More questions, more delay for West Street conservation cluster
Chris Fleming returned for a continued public hearing on his plans for a conservation cluster and common driveway to serve five lots at High Woods located at 662 West Street. Fleming has been making regular appearances before the board, with little progress.
The latest issue involves the lack of drainage calculations. Joe March of Stamski and McNary did not propose a drainage system for the four-lot conservation cluster. A consulting engineer for the town, Dale MacKinnon of Earthtech, attended the meeting to argue that common driveway regulations require that drainage system design calculations, including watershed maps, be provided.
March believes that a drainage system is not required under Massachusetts Stormwater Management policy for a subdivision of four or less lots. He does propose a 12-inch culvert in one section of the driveway. MacKinnon is concerned that no calculations were provided to demonstrate that the rate of stormwater runoff to West Street will not increase due to the construction of the common driveway. March countered that common driveway regulations do not specifically state that the applicant is required to control peak rate of runoff. March assured the board that spot grades have been provided so that runoff from the common driveway will not exit onto West Street.

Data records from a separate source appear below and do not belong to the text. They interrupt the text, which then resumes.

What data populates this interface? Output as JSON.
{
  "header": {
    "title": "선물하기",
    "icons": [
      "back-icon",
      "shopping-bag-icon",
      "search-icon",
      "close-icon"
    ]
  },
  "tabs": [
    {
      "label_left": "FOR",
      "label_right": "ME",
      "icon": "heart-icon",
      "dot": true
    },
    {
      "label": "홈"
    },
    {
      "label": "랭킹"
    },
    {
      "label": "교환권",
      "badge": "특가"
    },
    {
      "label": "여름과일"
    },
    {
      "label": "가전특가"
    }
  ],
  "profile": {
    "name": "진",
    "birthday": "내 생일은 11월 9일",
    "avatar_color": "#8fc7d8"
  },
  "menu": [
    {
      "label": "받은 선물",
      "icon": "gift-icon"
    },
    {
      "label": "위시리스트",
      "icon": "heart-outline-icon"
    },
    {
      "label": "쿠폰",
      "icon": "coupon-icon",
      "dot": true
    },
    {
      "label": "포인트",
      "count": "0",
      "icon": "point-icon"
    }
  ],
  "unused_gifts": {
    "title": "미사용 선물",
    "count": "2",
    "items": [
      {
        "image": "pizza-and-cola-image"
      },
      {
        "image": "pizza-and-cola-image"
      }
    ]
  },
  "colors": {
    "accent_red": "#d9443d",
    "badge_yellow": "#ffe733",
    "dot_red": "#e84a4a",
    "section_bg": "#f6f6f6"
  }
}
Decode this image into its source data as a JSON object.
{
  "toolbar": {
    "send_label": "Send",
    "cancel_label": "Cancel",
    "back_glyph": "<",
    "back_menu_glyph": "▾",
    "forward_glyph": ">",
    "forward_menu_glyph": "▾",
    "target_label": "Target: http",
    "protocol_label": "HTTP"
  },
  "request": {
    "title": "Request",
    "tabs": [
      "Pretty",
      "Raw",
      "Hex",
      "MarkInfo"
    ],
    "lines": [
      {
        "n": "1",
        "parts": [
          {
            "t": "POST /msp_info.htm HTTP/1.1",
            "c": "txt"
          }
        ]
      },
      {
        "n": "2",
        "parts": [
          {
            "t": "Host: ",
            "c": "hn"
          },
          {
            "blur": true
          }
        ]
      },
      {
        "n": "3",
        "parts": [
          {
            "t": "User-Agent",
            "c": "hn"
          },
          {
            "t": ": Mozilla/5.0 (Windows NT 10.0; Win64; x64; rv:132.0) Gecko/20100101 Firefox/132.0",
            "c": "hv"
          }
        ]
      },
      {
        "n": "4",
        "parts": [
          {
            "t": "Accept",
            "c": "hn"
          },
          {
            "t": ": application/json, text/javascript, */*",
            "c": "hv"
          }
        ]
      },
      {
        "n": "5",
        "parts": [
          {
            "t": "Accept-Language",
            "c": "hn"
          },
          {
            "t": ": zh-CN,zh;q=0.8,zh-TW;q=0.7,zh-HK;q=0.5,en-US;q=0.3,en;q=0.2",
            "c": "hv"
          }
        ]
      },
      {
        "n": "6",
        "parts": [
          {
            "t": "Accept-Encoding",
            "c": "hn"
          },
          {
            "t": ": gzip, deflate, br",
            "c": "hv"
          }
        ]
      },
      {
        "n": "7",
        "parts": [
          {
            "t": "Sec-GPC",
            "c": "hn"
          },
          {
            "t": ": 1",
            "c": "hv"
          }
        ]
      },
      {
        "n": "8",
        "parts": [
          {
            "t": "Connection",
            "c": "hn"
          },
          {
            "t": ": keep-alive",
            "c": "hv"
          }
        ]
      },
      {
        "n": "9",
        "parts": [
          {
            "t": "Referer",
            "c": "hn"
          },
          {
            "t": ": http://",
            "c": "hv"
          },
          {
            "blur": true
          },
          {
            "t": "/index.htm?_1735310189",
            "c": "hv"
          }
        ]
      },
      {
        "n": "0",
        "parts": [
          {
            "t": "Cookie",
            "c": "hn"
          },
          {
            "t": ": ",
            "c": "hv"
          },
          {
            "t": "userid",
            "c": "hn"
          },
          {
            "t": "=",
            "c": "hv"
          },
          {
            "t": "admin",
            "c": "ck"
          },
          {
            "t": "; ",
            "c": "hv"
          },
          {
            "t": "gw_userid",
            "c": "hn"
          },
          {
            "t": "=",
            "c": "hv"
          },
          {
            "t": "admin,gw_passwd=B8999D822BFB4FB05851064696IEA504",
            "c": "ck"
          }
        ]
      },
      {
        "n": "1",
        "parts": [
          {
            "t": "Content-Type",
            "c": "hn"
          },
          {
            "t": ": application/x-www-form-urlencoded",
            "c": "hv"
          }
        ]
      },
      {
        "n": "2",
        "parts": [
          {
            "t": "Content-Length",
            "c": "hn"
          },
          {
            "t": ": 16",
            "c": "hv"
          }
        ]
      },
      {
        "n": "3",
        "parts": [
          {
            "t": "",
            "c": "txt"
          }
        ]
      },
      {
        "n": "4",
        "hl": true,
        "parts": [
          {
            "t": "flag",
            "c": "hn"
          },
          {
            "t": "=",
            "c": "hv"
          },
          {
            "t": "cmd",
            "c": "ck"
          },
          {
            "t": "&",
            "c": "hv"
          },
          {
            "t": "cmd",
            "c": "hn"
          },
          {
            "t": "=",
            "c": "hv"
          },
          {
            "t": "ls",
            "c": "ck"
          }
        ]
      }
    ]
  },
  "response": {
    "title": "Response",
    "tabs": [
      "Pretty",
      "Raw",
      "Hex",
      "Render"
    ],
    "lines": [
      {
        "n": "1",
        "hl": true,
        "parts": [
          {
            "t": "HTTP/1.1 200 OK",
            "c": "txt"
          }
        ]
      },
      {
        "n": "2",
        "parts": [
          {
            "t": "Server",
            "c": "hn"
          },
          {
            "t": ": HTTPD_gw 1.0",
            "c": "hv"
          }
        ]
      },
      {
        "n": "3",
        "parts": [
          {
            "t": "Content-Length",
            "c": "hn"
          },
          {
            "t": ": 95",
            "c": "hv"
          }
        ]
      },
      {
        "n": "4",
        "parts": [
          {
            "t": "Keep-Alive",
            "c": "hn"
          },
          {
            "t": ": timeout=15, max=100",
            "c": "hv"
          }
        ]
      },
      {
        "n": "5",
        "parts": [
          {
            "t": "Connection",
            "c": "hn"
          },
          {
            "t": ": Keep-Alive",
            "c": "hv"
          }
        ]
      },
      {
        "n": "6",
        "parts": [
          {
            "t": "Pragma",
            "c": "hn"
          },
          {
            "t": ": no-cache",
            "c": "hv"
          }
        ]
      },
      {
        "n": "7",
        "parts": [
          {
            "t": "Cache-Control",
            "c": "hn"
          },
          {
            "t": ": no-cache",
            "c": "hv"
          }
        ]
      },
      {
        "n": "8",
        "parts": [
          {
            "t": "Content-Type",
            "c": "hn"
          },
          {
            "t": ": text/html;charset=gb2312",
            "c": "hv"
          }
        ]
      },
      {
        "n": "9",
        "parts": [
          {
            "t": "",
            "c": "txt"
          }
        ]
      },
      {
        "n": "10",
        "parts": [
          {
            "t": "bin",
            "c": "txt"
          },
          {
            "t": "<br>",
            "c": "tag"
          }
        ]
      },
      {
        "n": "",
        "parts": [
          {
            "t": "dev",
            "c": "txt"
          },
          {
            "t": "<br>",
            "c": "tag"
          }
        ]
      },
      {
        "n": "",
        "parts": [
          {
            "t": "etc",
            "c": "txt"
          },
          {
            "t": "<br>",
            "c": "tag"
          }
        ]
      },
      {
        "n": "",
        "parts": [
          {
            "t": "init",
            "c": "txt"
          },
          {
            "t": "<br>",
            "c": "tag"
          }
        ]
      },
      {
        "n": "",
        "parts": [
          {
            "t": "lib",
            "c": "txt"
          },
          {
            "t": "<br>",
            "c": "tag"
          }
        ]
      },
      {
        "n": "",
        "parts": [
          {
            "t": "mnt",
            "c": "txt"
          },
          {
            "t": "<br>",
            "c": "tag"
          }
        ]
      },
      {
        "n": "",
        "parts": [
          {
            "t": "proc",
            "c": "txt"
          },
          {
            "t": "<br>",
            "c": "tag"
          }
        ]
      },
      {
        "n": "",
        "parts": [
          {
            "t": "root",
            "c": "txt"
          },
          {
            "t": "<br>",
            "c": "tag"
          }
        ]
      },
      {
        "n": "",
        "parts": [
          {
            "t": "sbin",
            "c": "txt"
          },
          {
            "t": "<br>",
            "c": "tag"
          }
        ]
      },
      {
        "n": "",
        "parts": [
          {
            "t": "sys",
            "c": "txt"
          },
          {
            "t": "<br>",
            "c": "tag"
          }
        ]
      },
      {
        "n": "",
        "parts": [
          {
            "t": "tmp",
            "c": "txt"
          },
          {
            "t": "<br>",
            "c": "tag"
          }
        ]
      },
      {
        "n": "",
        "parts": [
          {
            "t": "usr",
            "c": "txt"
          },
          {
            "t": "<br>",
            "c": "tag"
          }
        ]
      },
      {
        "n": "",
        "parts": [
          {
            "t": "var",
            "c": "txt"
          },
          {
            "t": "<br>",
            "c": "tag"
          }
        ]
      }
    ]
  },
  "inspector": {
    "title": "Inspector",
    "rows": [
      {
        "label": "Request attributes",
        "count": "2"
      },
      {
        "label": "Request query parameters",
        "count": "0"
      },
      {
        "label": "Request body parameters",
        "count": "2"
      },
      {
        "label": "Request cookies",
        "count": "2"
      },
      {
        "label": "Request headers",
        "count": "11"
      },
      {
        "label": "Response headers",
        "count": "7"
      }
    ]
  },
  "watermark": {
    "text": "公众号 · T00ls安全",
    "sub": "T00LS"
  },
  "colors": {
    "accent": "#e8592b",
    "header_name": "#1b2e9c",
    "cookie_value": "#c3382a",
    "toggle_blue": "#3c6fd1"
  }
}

Member Dan Holzman spotted the proposed name of the common driveway — Powder Mill Drive. "The fire chief has a problem with names, and there's a Powder Mill Road in Acton, Concord, Maynard...." The board plans to solicit input from both the fire chief and police chief before final action.
Anne Marie Brako of West Street worried about where the school bus would stop at the common driveway entrance. "It's a tricky spot on West Street," she warned. This brought a chuckle from member Michael Abend, who assured Brako that, "The school bus stops smack in the middle of the road and nobody can get by." Barry Hoffman of West Street would like to see some screening along the common driveway to provide privacy for his adjoining property. Board members jotted down each issue for consideration when the final motion comes up for acceptance.
Chapter 61A presents another delay in Fleming's plans. He requested on September 1 that 9.3 acres be removed from the agricultural status tax shelter, but the town of Carlisle has 120 days for first refusal to purchase the land. Planning administrator George Mansfield explained that the selectmen typically ask all the town boards for recommendations before they act. "The planning board can't approve the preliminary plans until the town exercises its first right of refusal," Mansfield informed the applicant.
John and Katherine Forelli have purchased Fleming's house and are waiting to move in after selling their house on East Street. But if Fleming removes the house and lot from his proposed development, it won't leave enough frontage for the proof plan needed to create the conservation cluster. Meanwhile, Fleming's family has moved out of state while he remains behind to wrap up the details. The board voted to continue the public hearing on October 12, leaving Fleming to ruminate on the efficacy of taking two steps back for every one forward.
The next scheduled meeting of the planning board is on Tuesday, October 12 (Monday is Columbus Day).
© 1999 The Carlisle Mosquito